I haven’t written about it in a while, but one of my other interests is running. It’s inexpensive, good exercise, and I’m fortunate to live in a place well-suited for it.
Added bonus – plenty of time to think about whatever script I’m working on at the time.
However, the passage of time and some good old wear-and-tear are starting to take their toll. My pace is a little slower than it used to be, but I don’t mind.
I especially enjoy half-marathons. 13.1 miles is a good, solid distance. In the Before Times, I’d run about 6-8 a year.
This year, kinda-sorta. All but one of the races I’d signed up to do this year were cancelled. Race organizers, however, were undeterred. Runners were given the option of doing the races virtually, as in “you run the same distance, but on the route of your choosing, then send us your time and a map tracking your route, and we’ll send you your shirt and medal.”
With all of this going on, one of the things I’d always wanted to attempt was running a full marathon. 26.2 miles. Running a half wasn’t too hard, but taking on a full seemed much more formidable.
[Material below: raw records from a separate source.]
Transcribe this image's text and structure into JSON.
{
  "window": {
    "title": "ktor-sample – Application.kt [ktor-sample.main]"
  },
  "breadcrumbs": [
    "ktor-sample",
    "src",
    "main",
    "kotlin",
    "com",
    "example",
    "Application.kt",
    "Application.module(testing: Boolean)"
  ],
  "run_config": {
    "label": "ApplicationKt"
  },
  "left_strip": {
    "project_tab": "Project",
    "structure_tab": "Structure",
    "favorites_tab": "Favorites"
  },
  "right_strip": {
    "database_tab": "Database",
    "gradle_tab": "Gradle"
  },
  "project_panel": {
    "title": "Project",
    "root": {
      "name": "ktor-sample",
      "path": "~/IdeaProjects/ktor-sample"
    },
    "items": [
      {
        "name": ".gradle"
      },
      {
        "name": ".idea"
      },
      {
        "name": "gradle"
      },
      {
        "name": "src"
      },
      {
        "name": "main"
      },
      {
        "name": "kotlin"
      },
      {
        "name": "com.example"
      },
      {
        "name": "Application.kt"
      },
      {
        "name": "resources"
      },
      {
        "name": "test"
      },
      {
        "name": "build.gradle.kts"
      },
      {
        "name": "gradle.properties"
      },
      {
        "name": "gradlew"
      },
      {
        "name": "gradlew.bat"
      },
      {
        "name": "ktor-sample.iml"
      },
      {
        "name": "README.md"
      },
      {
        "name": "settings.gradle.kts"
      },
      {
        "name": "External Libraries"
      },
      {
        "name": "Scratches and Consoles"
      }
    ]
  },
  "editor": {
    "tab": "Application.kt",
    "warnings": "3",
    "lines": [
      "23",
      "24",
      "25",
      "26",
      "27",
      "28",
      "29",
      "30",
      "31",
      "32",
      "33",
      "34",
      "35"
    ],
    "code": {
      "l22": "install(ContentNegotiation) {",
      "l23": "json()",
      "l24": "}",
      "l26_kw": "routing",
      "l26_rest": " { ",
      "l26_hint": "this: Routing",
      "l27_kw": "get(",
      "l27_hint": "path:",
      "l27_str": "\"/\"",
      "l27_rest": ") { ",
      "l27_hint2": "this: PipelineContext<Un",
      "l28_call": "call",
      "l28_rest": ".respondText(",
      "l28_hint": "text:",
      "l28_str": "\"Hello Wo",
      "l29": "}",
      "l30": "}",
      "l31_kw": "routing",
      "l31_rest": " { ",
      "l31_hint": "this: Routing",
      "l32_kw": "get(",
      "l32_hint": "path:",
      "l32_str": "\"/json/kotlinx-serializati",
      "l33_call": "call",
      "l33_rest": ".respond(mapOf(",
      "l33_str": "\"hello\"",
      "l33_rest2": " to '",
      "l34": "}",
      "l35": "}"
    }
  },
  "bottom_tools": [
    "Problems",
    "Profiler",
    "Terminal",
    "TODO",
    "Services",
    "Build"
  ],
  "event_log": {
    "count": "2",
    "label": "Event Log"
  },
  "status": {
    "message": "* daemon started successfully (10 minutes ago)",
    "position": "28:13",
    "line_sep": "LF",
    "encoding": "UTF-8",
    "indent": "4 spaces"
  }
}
But the biggest challenge was I wanted to see if I could do it.
So I trained. A lot.
This is also where that part about wear-and-tear really started to make itself known – primarily in my heels and ankles.
But I kept at it, always trying to push myself a little more each time. I was confident, but still plenty nervous.
As the days wound down to Race Day, my anxiety levels were growing. The biggest question on my mind was “COULD I DO THIS?” My family were as supportive and encouraging as possible, but in the end, it was all me.
So I started out. The app in my phone announced at the onset that “tracking would continue for 26.2 miles”, which is quite intimidating during those first few steps.
“It’s the distance, not the time,” I reminded myself.
Off I went through the pre-dawn streets. Sunrise was still about 80 minutes away, and save for some hills and a bridge colored international orange, it was a pretty flat route.
The miles ticked away. I got to the halfway point, feeling pretty confident the second half might not be as challenging as expected.
Mile 19. So far, so good. At this pace, maybe an hour fifteen to go.
Mile 20. The wear-and-tear decides to kick in. For my heels and ankles. Steps got a little bit tougher to take. Then a stabbing pain at the base of my left shin. That doesn’t seem good.
I wanted to keep going, but was more concerned about inflicting further damage, so I chose the safest option: I stopped running, and walked. Not what I wanted, but at least I was still moving.
It’s the distance, not the time, remember?
I got to Mile 24 and thought “maybe I can run these last 2.2 miles” and ran for about 4 steps. Nope. The walk continued.
But I kept going, and eventually did cross the virtual finish line, with a time of 5:11:33.
Not the results I was hoping for, and despite some unexpected problems to deal with, the important thing was I DID IT.
One of the most apt metaphors about screenwriting is “It’s a marathon, not a sprint.” It takes a REALLY long time to be able to do it, especially properly, so you need to keep working at it, constantly trying to do better.
The journey to finishing a script, let alone establishing a career as a screenwriter, might not be the one you anticipated. Everybody moves at their own pace, so don’t be discouraged if it seems like everybody but you is moving forward by leaps and bounds.
The important thing is to focus on becoming a better writer and making your script better. Work on crossing the finish line that’s waiting for you, and you alone.
Giving yourself a medal, however, is totally optional.